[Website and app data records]
■ ■ ■ ■ ■
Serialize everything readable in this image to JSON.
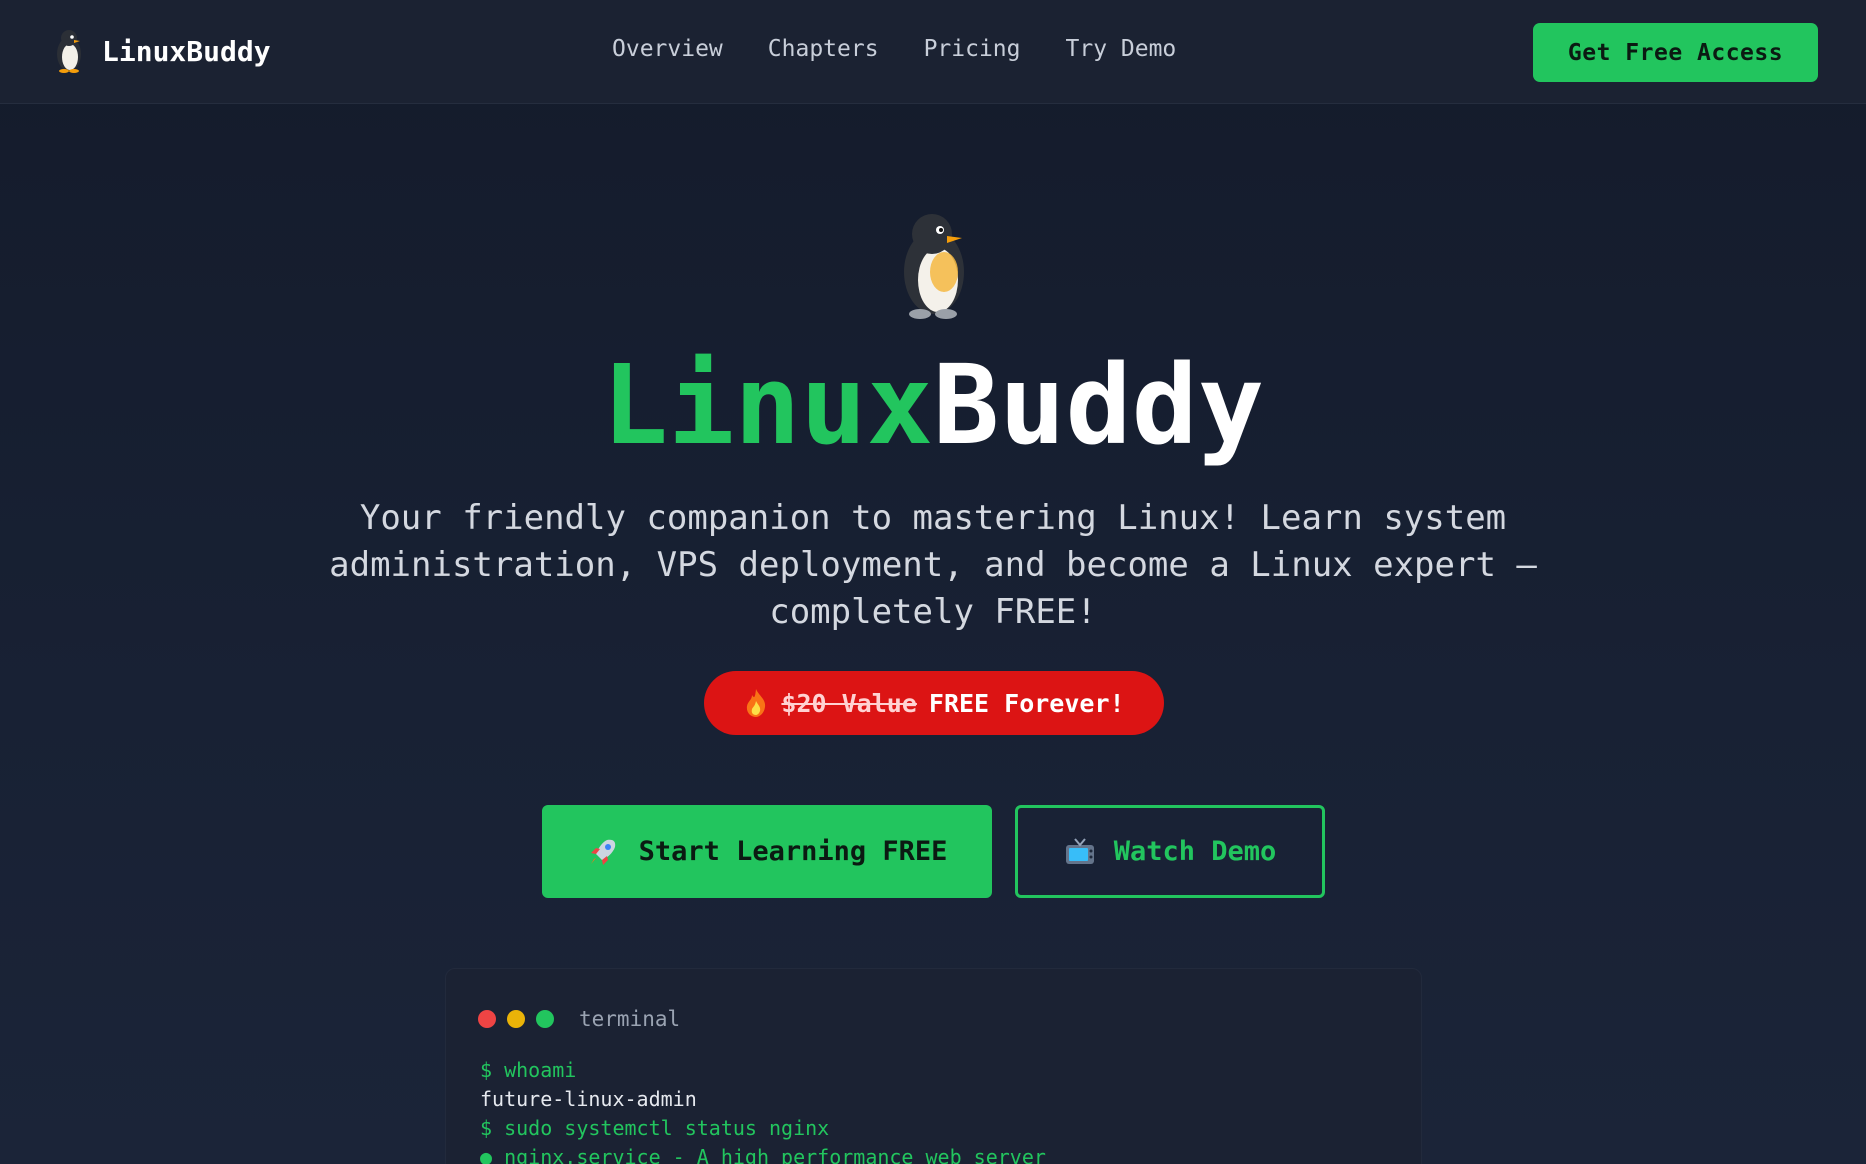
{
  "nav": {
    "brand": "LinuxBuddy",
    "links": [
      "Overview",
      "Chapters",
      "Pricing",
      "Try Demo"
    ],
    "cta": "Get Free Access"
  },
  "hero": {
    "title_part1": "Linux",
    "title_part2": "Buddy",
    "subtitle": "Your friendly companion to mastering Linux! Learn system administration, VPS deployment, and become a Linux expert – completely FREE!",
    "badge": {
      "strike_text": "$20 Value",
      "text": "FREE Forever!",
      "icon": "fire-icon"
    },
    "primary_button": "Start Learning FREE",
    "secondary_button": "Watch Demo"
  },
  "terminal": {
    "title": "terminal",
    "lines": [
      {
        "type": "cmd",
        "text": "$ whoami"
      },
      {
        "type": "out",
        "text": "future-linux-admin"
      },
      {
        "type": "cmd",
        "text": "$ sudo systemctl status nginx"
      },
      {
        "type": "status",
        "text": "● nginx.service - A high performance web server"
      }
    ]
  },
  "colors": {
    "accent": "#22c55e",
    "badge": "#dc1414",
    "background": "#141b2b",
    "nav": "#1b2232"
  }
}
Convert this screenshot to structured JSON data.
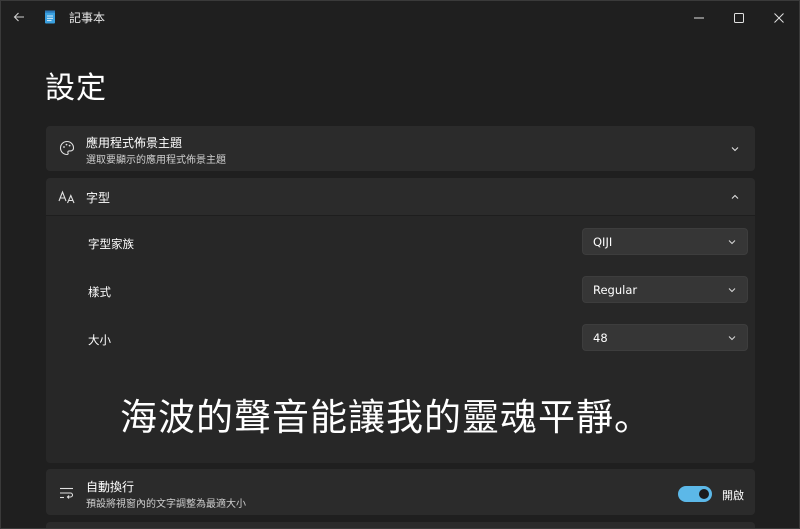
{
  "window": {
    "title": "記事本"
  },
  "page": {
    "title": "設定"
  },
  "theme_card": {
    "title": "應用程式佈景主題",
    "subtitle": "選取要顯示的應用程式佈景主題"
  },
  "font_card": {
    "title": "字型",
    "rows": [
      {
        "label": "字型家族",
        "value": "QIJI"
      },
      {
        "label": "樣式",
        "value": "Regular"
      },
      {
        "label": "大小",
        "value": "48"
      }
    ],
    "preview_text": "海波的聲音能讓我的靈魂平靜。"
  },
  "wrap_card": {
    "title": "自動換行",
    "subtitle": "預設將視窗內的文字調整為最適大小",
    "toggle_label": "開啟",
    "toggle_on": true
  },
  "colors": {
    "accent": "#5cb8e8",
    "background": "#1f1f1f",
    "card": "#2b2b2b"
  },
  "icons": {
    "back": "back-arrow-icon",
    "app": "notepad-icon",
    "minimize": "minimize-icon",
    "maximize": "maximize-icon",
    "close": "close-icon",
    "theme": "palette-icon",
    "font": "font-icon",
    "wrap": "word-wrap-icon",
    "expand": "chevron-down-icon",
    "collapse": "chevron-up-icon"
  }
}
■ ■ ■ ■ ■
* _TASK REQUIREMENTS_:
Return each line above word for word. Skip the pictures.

* _ANSWER SPACE_:
Serialize everything readable in this image to JSON.
{
  "nav": {
    "brand": "LinuxBuddy",
    "links": [
      "Overview",
      "Chapters",
      "Pricing",
      "Try Demo"
    ],
    "cta": "Get Free Access"
  },
  "hero": {
    "title_part1": "Linux",
    "title_part2": "Buddy",
    "subtitle": "Your friendly companion to mastering Linux! Learn system administration, VPS deployment, and become a Linux expert – completely FREE!",
    "badge": {
      "strike_text": "$20 Value",
      "text": "FREE Forever!",
      "icon": "fire-icon"
    },
    "primary_button": "Start Learning FREE",
    "secondary_button": "Watch Demo"
  },
  "terminal": {
    "title": "terminal",
    "lines": [
      {
        "type": "cmd",
        "text": "$ whoami"
      },
      {
        "type": "out",
        "text": "future-linux-admin"
      },
      {
        "type": "cmd",
        "text": "$ sudo systemctl status nginx"
      },
      {
        "type": "status",
        "text": "● nginx.service - A high performance web server"
      }
    ]
  },
  "colors": {
    "accent": "#22c55e",
    "badge": "#dc1414",
    "background": "#141b2b",
    "nav": "#1b2232"
  }
}
Convert this screenshot to structured JSON data.
{
  "window": {
    "title": "記事本"
  },
  "page": {
    "title": "設定"
  },
  "theme_card": {
    "title": "應用程式佈景主題",
    "subtitle": "選取要顯示的應用程式佈景主題"
  },
  "font_card": {
    "title": "字型",
    "rows": [
      {
        "label": "字型家族",
        "value": "QIJI"
      },
      {
        "label": "樣式",
        "value": "Regular"
      },
      {
        "label": "大小",
        "value": "48"
      }
    ],
    "preview_text": "海波的聲音能讓我的靈魂平靜。"
  },
  "wrap_card": {
    "title": "自動換行",
    "subtitle": "預設將視窗內的文字調整為最適大小",
    "toggle_label": "開啟",
    "toggle_on": true
  },
  "colors": {
    "accent": "#5cb8e8",
    "background": "#1f1f1f",
    "card": "#2b2b2b"
  },
  "icons": {
    "back": "back-arrow-icon",
    "app": "notepad-icon",
    "minimize": "minimize-icon",
    "maximize": "maximize-icon",
    "close": "close-icon",
    "theme": "palette-icon",
    "font": "font-icon",
    "wrap": "word-wrap-icon",
    "expand": "chevron-down-icon",
    "collapse": "chevron-up-icon"
  }
}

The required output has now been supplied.